Yet the You. S. Court of Appeals for the Sixth Routine in 2002 interpreted the Wire Act in another way. In Thompson v. Mastercard International et. al., the court affirmed a lesser court lording it over that according to federal statutes sports gambling conducted over the internet is illegal, but casino games are legal. Consequently, since the Wire Act was specifically enacted to prevent sports gambling, it would seem that the court got it right, with the wagering industry fighting that banning online gaming would require additional legislation.

And in 2004 the world Trade Organization got their say when the Caribbean Island nation of Antigua sued the You. S. government in 2003 small company isn’t always block You. S. actions to prohibit online gaming. The WTO overshadowed that the You. S. government was in infringement of commercial services accords, and that the You. S. could be be subject to trade sanctions. But Elliott Spitzer, New york State Attorney General, through his Internet Bureau Office lodged an investigation against national bankers based out of New york such as Citibank, In. A., Bank of America, In. A., JP Morgan Chase & Co. and MBNA America Bank, In. A., that process credit card transactions online. They as well as Visa and Mastercard agreed to of your accord block transactions to online wagering sites according to the laws of the state of New york. However, other states must set up their own components in preventing such wagering.

While the societal impact of wagering has been debated endlessly for decades, from mental health issues to risk of bankruptcy, the evils of wagering will continue to feed upon those most vulnerable. However, the repercussions of online wagering are too new for them to be realized as yet on a grand scale. And while we hear of more and more minor children and the younger generation using credit cards to participate in online gaming, according to experts, more research and education needs to be done in order to warn children and their parents about irresponsible wagering.

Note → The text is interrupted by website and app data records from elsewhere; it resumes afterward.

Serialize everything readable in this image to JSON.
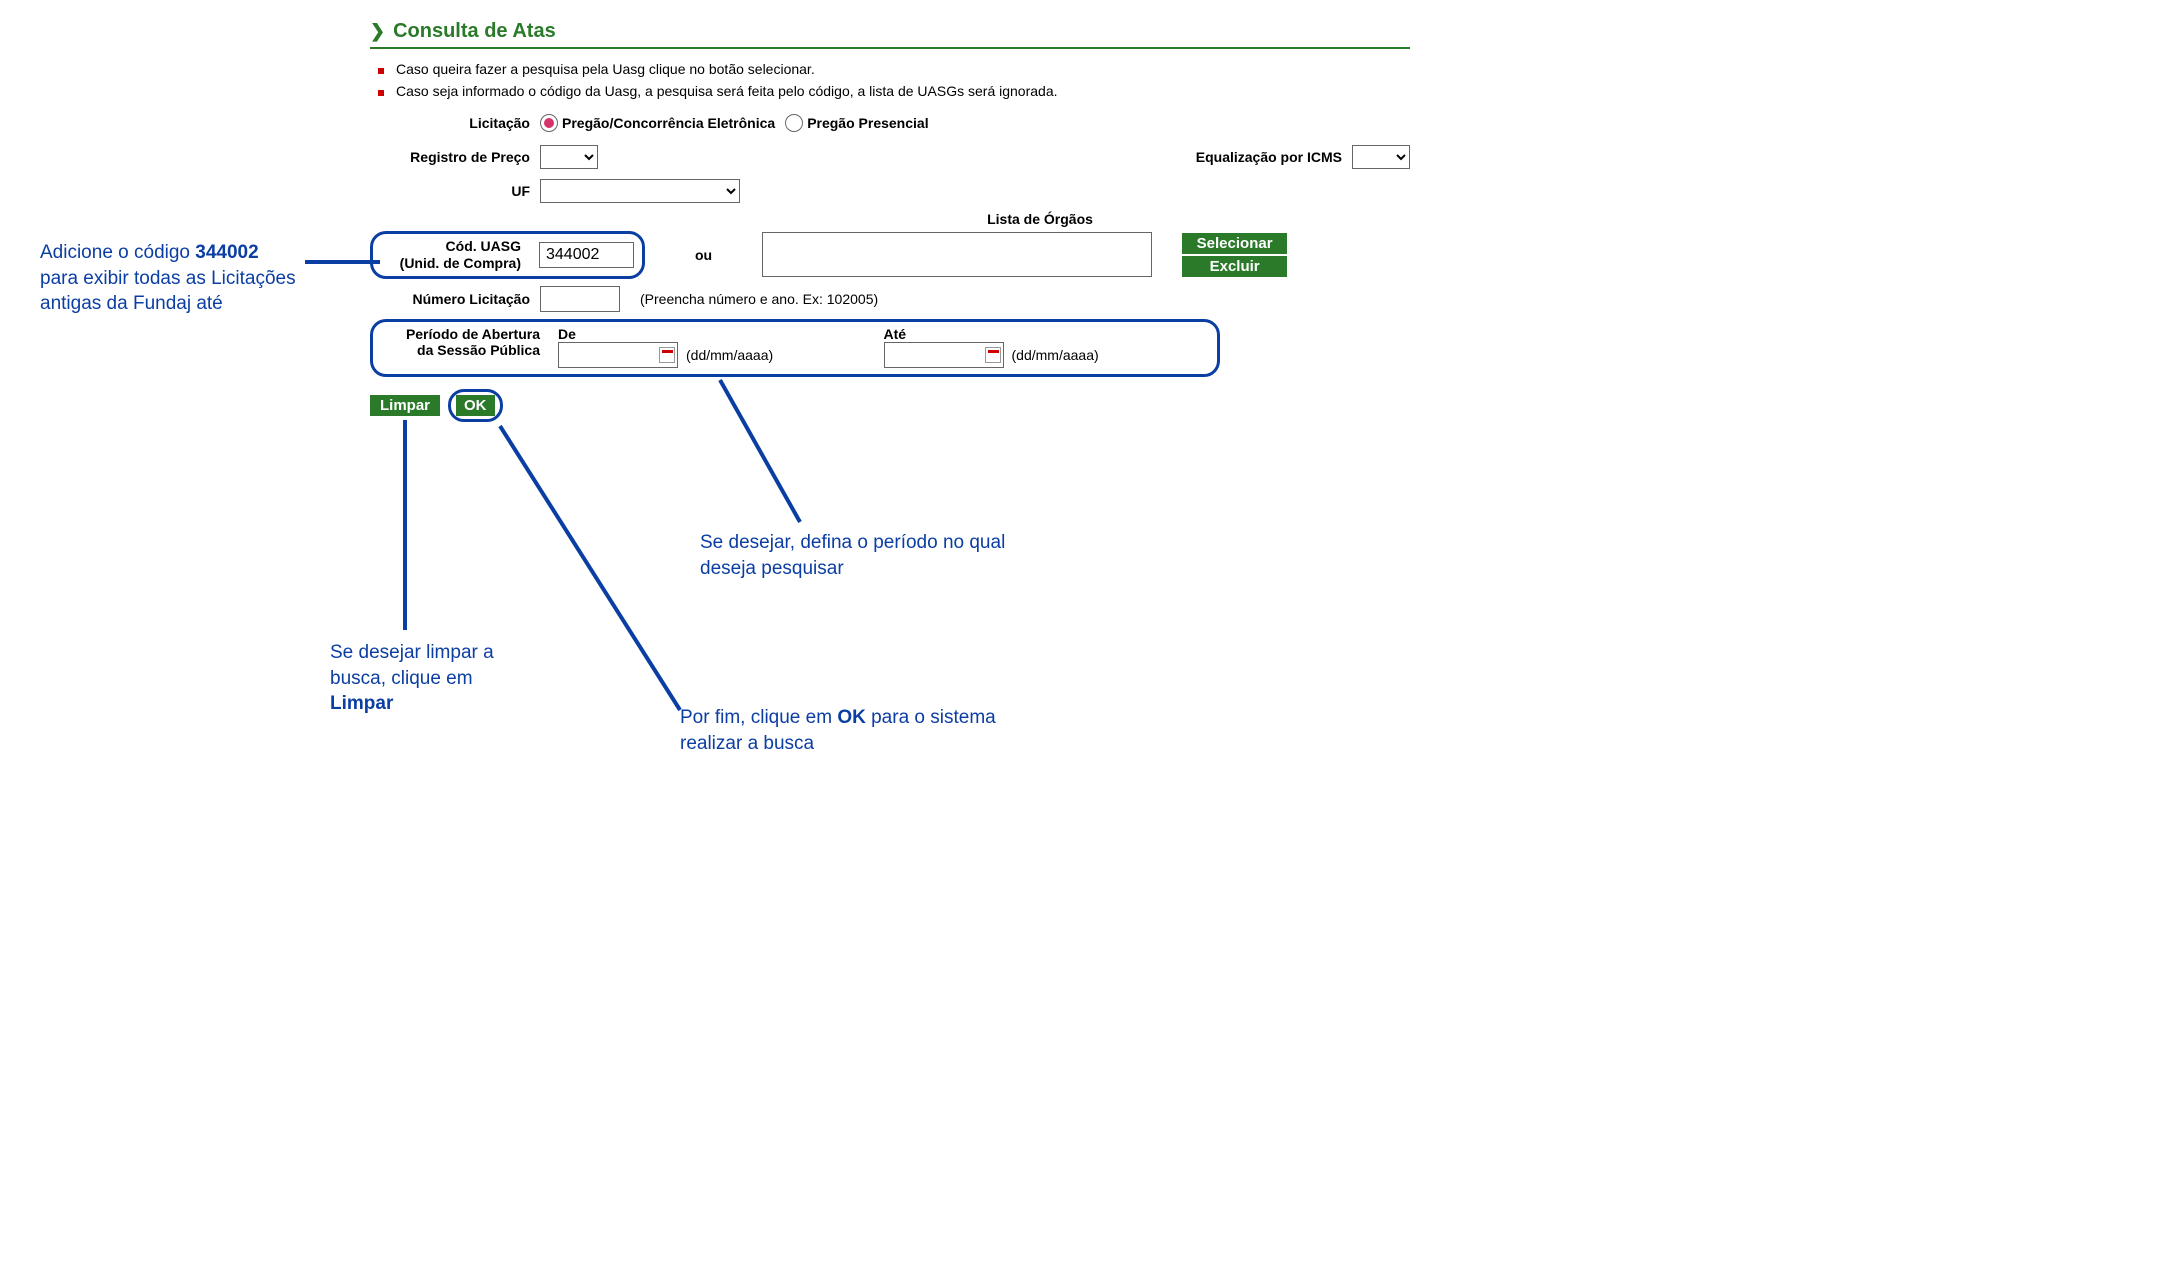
{
  "header": {
    "title": "Consulta de Atas"
  },
  "tips": [
    "Caso queira fazer a pesquisa pela Uasg clique no botão selecionar.",
    "Caso seja informado o código da Uasg, a pesquisa será feita pelo código, a lista de UASGs será ignorada."
  ],
  "form": {
    "licitacao": {
      "label": "Licitação",
      "opt1": "Pregão/Concorrência Eletrônica",
      "opt2": "Pregão Presencial",
      "selected": "opt1"
    },
    "registro_preco": {
      "label": "Registro de Preço"
    },
    "equalizacao": {
      "label": "Equalização por ICMS"
    },
    "uf": {
      "label": "UF"
    },
    "cod_uasg": {
      "label_line1": "Cód. UASG",
      "label_line2": "(Unid. de Compra)",
      "value": "344002"
    },
    "ou": "ou",
    "lista_orgaos": {
      "header": "Lista de Órgãos"
    },
    "selecionar": "Selecionar",
    "excluir": "Excluir",
    "numero_licitacao": {
      "label": "Número Licitação",
      "hint": "(Preencha número e ano. Ex: 102005)"
    },
    "periodo": {
      "label_line1": "Período de Abertura",
      "label_line2": "da Sessão Pública",
      "de": "De",
      "ate": "Até",
      "format": "(dd/mm/aaaa)"
    },
    "limpar": "Limpar",
    "ok": "OK"
  },
  "annotations": {
    "cod_uasg": {
      "line1_a": "Adicione o código ",
      "line1_b": "344002",
      "line2": "para exibir todas as Licitações",
      "line3": "antigas da Fundaj até"
    },
    "periodo": {
      "line1": "Se desejar, defina o período no qual",
      "line2": "deseja pesquisar"
    },
    "ok": {
      "line1_a": "Por fim, clique em ",
      "line1_b": "OK",
      "line1_c": " para o sistema",
      "line2": "realizar  a busca"
    },
    "limpar": {
      "line1": "Se desejar limpar a",
      "line2": "busca, clique em",
      "line3": "Limpar"
    }
  }
}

But with respect to those who choose not to gamble, the issue of brokerage houses maintaining mutual funds, unbeknownst to their clients, by investing in ocean going gambling by way of the internet, will perhaps present unanticipated complaints, once consumers are more aware of how their life savings are usually now being invested.
Consequently, Americans should have the selection of investing in a product which has been deemed illegal by several You. S. administrations. Without a clear and decisive law, which does not conflict with cyberspace jurisdiction as well as world trade policies, such transactions continue to go on unabated.

Until there is legal clarity, however, the online wagering industry will continue to trump any perceived notion of criminality. And since 2005 saw no new legislation proposed by either the house of Representatives or the Senate to restrict online gaming, it appears that the You. S. would rather gamble itself, in doing nothing about it, rather than protect its consumers and those most susceptible to its ills. Rather than owning up to their responsibilities to protect the interests of the American people and thereby You. S. consumers, the You. S. government and You. S. businesses would rather gamble that most will not love their cashing in, either.

Diane Mirielle. Grassi is a freelance columnist, credit reporting and writing commentary on current events of the day providing honest and often politically incorrect medical tests. From You. S. public policy to Major Little league Baseball, she is an eclectic thinker, and demanding of her readers to reflect on their own thinking patterns from an alternative perspective. Whether you agree with her or not, Diane Mirielle. Grassi will have you coming back to note her opinions, and if at best she wakes you up, then her goal will have been accomplished.

Leave a Reply

Your email address will not be published. Required fields are marked *